─── DATA SHOWN
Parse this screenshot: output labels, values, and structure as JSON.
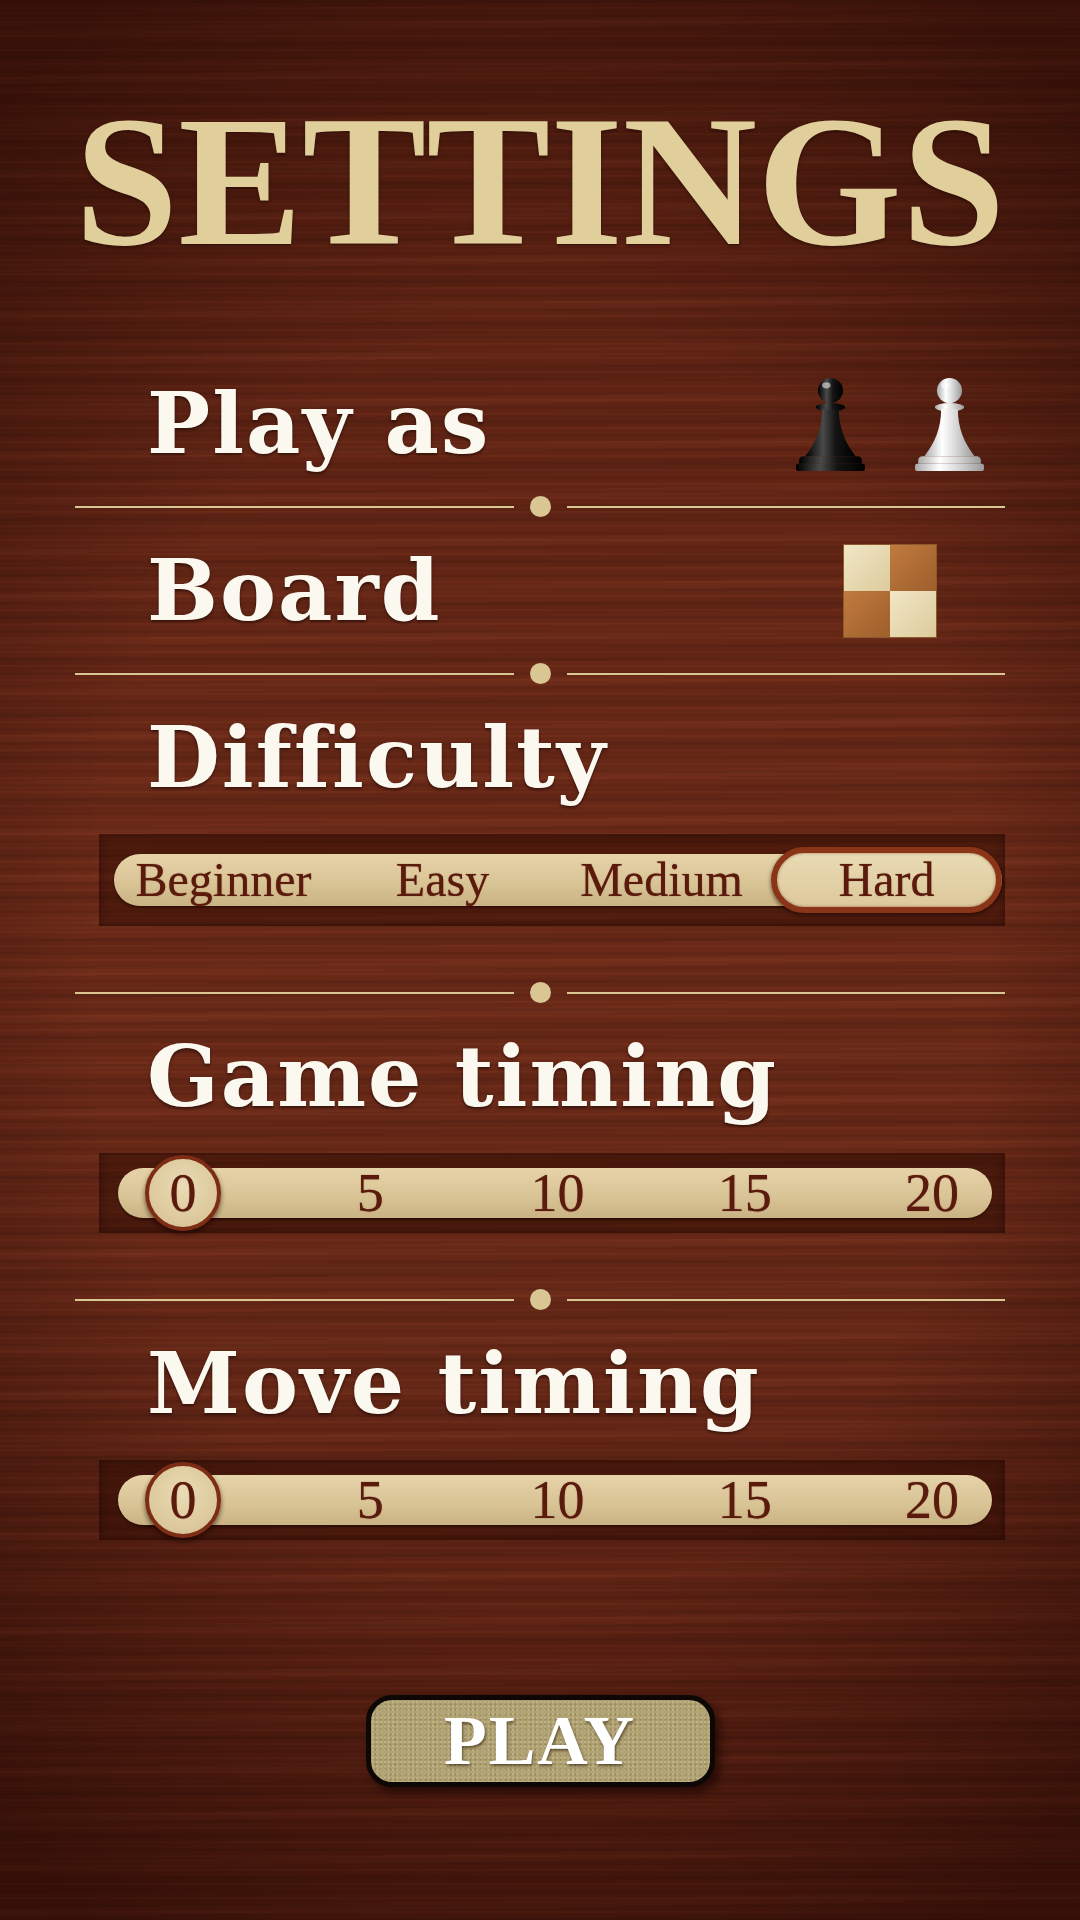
{
  "title": "SETTINGS",
  "sections": [
    {
      "kind": "pieces",
      "label": "Play as"
    },
    {
      "kind": "board",
      "label": "Board"
    },
    {
      "kind": "segmented",
      "label": "Difficulty",
      "options": [
        {
          "label": "Beginner",
          "selected": false
        },
        {
          "label": "Easy",
          "selected": false
        },
        {
          "label": "Medium",
          "selected": false
        },
        {
          "label": "Hard",
          "selected": true
        }
      ]
    },
    {
      "kind": "slider",
      "label": "Game timing",
      "level": 0,
      "ticks": [
        "0",
        "5",
        "10",
        "15",
        "20"
      ]
    },
    {
      "kind": "slider",
      "label": "Move timing",
      "level": 0,
      "ticks": [
        "0",
        "5",
        "10",
        "15",
        "20"
      ]
    }
  ],
  "play_button": "PLAY"
}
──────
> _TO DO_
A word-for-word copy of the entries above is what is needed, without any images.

> _TASK SOLUTION_
Parse this screenshot: output labels, values, and structure as JSON.
{
  "title": "SETTINGS",
  "sections": [
    {
      "kind": "pieces",
      "label": "Play as"
    },
    {
      "kind": "board",
      "label": "Board"
    },
    {
      "kind": "segmented",
      "label": "Difficulty",
      "options": [
        {
          "label": "Beginner",
          "selected": false
        },
        {
          "label": "Easy",
          "selected": false
        },
        {
          "label": "Medium",
          "selected": false
        },
        {
          "label": "Hard",
          "selected": true
        }
      ]
    },
    {
      "kind": "slider",
      "label": "Game timing",
      "level": 0,
      "ticks": [
        "0",
        "5",
        "10",
        "15",
        "20"
      ]
    },
    {
      "kind": "slider",
      "label": "Move timing",
      "level": 0,
      "ticks": [
        "0",
        "5",
        "10",
        "15",
        "20"
      ]
    }
  ],
  "play_button": "PLAY"
}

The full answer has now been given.